**WHAT IS EXPECTED**.
The required output is the line that contains "What data populates" through the last line of the data, retyped verbatim and with nothing added.

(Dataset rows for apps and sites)
▼

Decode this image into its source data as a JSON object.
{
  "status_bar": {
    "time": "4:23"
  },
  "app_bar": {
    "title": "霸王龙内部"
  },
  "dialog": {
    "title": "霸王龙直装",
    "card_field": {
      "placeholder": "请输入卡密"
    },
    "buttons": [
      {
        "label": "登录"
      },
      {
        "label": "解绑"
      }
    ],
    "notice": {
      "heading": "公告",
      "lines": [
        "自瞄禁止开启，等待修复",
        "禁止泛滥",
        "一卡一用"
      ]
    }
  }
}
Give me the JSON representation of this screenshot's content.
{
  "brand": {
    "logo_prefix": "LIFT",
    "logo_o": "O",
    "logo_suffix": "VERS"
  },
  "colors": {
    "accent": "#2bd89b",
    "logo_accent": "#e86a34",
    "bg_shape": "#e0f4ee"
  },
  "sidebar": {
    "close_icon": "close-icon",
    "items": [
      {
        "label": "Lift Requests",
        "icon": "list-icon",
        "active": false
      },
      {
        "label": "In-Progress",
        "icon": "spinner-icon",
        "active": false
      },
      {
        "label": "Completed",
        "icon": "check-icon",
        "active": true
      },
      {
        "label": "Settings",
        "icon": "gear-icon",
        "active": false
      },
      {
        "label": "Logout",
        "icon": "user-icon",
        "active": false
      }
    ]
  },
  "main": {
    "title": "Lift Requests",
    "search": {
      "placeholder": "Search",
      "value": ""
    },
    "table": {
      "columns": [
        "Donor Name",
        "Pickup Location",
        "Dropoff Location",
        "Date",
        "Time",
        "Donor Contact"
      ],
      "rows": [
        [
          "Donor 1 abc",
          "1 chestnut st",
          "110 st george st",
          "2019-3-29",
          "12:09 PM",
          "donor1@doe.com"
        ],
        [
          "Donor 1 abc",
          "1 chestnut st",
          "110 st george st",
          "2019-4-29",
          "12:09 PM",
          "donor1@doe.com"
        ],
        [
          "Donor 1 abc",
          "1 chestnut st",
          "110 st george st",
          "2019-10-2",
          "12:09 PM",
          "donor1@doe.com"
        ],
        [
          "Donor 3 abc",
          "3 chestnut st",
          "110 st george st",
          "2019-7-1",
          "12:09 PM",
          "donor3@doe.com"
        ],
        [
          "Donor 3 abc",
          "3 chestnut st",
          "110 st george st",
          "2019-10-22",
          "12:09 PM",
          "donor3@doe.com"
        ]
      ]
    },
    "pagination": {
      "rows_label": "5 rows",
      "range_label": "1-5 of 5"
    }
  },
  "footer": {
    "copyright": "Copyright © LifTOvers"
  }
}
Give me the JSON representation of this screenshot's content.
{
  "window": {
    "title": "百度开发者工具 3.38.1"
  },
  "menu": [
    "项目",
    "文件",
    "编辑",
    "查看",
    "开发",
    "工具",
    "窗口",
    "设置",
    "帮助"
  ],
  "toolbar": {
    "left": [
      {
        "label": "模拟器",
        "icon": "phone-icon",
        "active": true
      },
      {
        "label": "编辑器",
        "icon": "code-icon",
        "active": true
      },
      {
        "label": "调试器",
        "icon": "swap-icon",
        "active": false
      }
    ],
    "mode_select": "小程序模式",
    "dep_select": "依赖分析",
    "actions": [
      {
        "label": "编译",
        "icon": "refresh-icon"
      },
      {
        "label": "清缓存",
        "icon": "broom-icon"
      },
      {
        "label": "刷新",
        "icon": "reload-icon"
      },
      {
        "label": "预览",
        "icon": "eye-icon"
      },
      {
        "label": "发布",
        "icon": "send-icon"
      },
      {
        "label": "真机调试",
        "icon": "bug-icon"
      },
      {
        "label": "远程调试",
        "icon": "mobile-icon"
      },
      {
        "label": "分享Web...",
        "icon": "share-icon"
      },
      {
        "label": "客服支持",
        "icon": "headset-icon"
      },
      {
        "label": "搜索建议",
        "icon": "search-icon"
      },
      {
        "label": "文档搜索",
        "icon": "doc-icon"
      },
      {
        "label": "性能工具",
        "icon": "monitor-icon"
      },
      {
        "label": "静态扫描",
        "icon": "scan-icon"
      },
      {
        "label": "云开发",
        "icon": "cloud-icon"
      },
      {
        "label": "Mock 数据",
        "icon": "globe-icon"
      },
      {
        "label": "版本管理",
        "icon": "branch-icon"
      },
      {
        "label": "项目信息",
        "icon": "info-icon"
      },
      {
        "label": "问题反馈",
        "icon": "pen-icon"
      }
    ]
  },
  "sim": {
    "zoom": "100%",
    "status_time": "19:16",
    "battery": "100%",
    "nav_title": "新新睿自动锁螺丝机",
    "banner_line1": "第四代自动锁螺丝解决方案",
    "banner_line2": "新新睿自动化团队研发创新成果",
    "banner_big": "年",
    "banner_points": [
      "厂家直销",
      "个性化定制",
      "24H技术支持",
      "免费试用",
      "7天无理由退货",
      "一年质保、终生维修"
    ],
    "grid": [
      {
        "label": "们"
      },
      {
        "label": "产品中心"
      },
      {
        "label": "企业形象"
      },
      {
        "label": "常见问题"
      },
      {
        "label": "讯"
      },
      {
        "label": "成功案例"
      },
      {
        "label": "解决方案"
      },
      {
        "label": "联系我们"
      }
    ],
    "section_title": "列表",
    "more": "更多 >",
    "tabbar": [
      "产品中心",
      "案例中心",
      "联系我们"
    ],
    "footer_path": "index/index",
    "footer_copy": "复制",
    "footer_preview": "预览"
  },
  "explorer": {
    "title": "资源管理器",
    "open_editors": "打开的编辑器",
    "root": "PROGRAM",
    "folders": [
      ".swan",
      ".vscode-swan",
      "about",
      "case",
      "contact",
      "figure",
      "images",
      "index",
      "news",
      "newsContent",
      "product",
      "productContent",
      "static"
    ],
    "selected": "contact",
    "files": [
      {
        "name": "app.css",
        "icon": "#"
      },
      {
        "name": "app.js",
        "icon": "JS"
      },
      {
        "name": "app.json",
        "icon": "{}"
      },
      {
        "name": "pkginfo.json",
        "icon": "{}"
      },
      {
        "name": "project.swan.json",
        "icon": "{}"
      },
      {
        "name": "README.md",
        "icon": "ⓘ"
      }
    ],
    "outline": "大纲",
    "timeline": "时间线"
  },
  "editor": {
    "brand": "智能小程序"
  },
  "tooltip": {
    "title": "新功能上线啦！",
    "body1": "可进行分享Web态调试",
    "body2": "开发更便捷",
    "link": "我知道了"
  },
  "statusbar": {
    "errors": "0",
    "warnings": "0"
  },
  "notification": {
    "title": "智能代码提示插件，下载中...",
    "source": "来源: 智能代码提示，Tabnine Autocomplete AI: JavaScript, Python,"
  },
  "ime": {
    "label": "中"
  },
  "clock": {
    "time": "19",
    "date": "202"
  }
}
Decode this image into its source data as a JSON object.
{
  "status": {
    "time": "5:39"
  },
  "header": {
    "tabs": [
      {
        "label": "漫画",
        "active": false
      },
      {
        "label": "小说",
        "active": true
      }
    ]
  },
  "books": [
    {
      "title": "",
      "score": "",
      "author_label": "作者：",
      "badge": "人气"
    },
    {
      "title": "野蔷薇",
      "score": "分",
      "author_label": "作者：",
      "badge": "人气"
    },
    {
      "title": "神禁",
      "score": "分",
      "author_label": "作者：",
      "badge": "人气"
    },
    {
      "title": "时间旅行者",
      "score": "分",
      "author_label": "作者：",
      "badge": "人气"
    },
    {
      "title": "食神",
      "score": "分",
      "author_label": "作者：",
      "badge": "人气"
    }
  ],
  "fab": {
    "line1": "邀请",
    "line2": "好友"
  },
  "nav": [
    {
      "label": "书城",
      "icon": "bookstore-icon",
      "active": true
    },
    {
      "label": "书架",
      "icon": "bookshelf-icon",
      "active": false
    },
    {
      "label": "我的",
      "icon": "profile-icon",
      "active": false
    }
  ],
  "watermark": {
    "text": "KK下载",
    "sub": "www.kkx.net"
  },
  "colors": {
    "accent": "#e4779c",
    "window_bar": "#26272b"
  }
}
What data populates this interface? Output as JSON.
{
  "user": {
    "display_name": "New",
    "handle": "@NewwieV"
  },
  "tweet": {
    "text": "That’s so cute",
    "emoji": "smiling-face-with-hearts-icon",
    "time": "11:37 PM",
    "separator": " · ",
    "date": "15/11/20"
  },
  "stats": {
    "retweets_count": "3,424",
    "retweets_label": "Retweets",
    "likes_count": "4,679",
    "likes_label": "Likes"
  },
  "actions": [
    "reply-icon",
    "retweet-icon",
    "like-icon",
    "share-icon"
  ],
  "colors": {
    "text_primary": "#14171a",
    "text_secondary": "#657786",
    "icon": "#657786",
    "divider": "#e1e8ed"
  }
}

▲

**EXERCISE OUTPUT**.
What data populates this interface? Output as JSON.
{
  "user": {
    "display_name": "New",
    "handle": "@NewwieV"
  },
  "tweet": {
    "text": "That’s so cute",
    "emoji": "smiling-face-with-hearts-icon",
    "time": "11:37 PM",
    "separator": " · ",
    "date": "15/11/20"
  },
  "stats": {
    "retweets_count": "3,424",
    "retweets_label": "Retweets",
    "likes_count": "4,679",
    "likes_label": "Likes"
  },
  "actions": [
    "reply-icon",
    "retweet-icon",
    "like-icon",
    "share-icon"
  ],
  "colors": {
    "text_primary": "#14171a",
    "text_secondary": "#657786",
    "icon": "#657786",
    "divider": "#e1e8ed"
  }
}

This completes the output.